The Department of Housing and Community Development, meanwhile, also passed the buck, telling the Brew that, because the building is “a private entity,” Baltimore is not contractually obligated to engage owners or managers of the property.
Earlier this month, 21 units reported no heat, no water, or both. 16 of those units have since had heat restored and the other six were given space heaters.
The Lanvale Tenants Association’s demands are as follows:
- “The immediate restoration of heat and hot water for all units in the building;
- In instances where heat, hot water, working plumbing and hazard-free living conditions cannot be provided, Radiant Property Management will provide tenants with free, temporary lodging in a hotel until repairs can be completed;
- A full building inspection done by a city or state inspector, not a third party inspector paid for by the landlord, and the development of a swift and transparent remediation plan for all identified issues with oversight by DHCD and the Lanvale Tenants Association;
- An on-site meeting with Radiant Property Management leadership and DHCD Commissioner Alice Kennedy;
- A financial audit of Queen Esther Apartments, LLC;
- Accommodations for tenants with disabilities, including relocating tenants with mobility issues to lower floors and substantial maintenance on the elevators.”
Thread of the week: @bmoreProjects on Hopkins and slavery
Last Friday, right as we were going to press, writer @bmoreProjects was hard at work live tweeting the event “Conversations on Slavery, Racism, and the University”—Johns Hopkins University’s attempt to begin to publicly address the fact that despite claims that Hopkins himself was not a slave owner, he actually was. The thread begins here:
Additionally, @bmoreProjects wrote a piece about her own research into Hopkins’ slave owning past and how it sure looks like the university took her research and ran with it to circumvent some bad PR. Read more about that in “Unearthing Johns Hopkins, The Enslaver of Baltimore’s Darker Brothers” here.
Tweet of the week: Tom Perez in Roland Park
“Full house in Roland Park! Thank you to everyone who was able to join us,” Democratic candidate for governor Tom Perez recently tweeted. “Together, we will create a Maryland where zip code never determines destiny. #TeamTom.”
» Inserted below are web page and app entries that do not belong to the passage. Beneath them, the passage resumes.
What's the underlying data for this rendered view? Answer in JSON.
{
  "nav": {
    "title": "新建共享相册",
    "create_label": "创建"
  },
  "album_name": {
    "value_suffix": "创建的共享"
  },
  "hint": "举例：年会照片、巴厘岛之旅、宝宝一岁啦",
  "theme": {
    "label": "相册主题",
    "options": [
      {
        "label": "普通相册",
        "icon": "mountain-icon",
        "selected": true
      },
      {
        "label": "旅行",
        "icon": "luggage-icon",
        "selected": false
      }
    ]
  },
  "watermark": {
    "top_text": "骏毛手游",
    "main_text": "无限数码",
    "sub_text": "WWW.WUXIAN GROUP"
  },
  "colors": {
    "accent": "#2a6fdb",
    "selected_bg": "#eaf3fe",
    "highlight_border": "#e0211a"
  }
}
Perez was roundly clowned for the cluelessness of the tweet. The Roland Park neighborhood is Baltimore’s whitest and wealthiest—locally, it is synonymous with the kind of bougie area where, indeed, living in a certain zip code determines many aspects of your life. Because of its origins as a whites-only community in Baltimore City, ground zero for racist redlining, the neighborhood is one of the main subjects of the 2020 book How the Suburbs Were Segregated: Developers and the Business of Exclusionary Housing, 1890–1960. For decades, property deeds explicitly forbade homeowners in Roland Park from selling to Black people, and sales to Jews were also discouraged. Unrelated: Perez’s tweet was accompanied by an image of Perez surrounded by a whole bunch of old, white people.